[Records drawn from a dataset]
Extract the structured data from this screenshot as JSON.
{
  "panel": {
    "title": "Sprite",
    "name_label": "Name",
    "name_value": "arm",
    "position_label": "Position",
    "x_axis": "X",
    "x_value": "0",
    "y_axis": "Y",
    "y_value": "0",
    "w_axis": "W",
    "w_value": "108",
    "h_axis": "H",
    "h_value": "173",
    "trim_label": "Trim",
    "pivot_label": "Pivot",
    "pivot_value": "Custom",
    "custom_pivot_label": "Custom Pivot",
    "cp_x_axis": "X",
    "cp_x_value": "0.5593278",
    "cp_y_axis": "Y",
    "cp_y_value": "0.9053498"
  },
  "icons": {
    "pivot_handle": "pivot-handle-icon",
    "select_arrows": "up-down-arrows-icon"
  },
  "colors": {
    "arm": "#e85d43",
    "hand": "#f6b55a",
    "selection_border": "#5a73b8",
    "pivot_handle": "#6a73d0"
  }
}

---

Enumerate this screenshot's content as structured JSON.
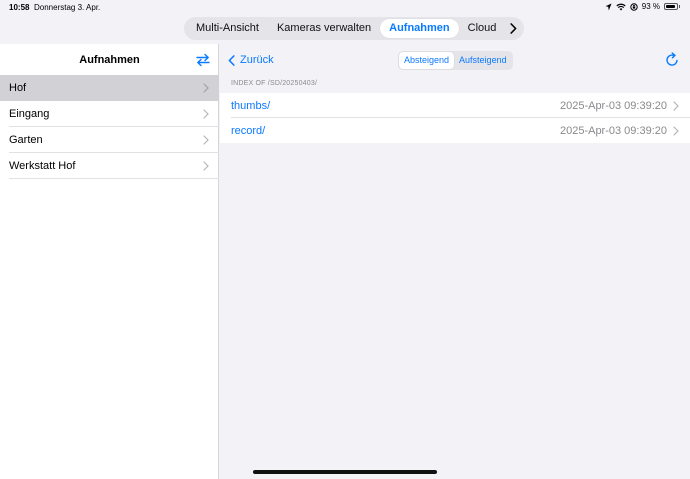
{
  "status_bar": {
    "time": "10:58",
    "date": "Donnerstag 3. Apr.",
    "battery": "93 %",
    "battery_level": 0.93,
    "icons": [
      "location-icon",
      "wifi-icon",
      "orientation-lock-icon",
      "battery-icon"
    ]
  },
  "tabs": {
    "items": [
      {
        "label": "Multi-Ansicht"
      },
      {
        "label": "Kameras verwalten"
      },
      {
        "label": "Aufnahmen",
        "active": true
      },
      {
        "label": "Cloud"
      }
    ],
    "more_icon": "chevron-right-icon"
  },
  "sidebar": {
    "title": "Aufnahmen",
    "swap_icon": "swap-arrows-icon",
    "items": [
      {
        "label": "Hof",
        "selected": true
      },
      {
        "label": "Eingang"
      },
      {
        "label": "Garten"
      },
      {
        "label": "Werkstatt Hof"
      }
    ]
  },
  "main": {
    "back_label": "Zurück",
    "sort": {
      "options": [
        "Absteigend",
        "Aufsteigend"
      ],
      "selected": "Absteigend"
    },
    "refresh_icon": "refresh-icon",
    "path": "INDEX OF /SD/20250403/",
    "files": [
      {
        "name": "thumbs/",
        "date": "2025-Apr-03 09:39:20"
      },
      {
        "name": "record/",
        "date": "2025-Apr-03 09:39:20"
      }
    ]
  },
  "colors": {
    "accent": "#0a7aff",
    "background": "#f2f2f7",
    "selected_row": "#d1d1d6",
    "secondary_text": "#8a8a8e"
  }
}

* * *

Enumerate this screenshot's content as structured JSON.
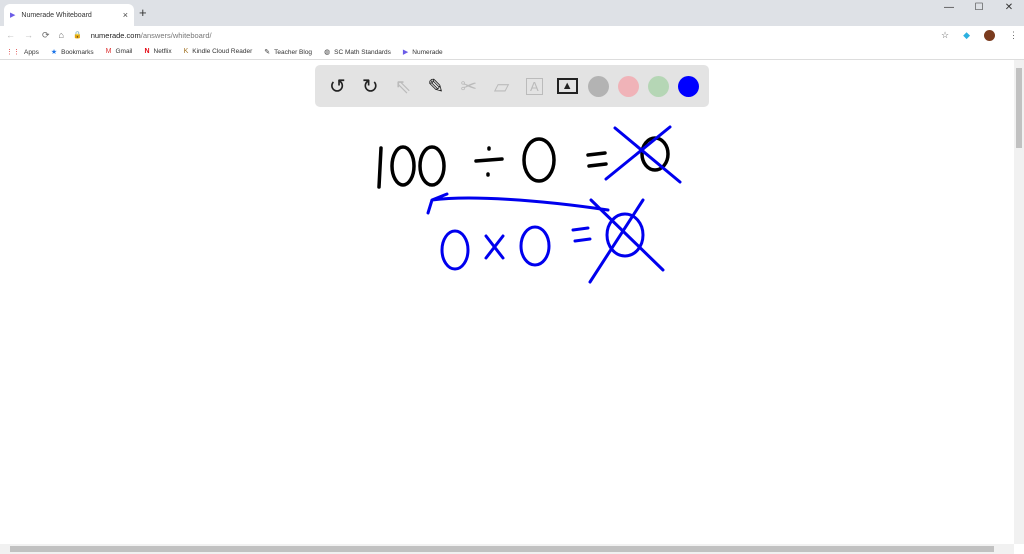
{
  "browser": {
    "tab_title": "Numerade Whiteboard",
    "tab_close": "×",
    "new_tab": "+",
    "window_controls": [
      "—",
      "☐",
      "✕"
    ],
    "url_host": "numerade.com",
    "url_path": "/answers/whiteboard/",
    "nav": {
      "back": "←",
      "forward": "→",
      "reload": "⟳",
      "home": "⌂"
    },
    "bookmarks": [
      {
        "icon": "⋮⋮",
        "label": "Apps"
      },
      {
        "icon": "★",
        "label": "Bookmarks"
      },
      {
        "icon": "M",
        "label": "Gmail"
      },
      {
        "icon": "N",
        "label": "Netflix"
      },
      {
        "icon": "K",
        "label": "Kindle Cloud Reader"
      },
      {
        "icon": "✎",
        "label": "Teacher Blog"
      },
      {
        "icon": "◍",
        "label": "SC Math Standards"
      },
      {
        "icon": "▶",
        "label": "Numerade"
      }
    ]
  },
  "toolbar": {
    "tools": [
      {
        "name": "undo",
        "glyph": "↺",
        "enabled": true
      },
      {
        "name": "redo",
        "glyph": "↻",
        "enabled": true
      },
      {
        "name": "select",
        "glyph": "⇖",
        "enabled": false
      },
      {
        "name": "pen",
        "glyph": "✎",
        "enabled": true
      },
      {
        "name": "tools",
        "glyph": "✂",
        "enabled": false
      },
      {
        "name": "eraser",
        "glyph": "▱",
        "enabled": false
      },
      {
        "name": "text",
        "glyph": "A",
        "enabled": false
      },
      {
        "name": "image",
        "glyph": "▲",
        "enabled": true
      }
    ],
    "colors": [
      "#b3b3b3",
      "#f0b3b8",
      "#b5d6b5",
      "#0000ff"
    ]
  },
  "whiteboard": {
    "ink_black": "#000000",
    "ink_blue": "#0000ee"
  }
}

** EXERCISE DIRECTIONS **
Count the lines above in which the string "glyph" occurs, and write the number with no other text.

** OUTPUT BELOW **
8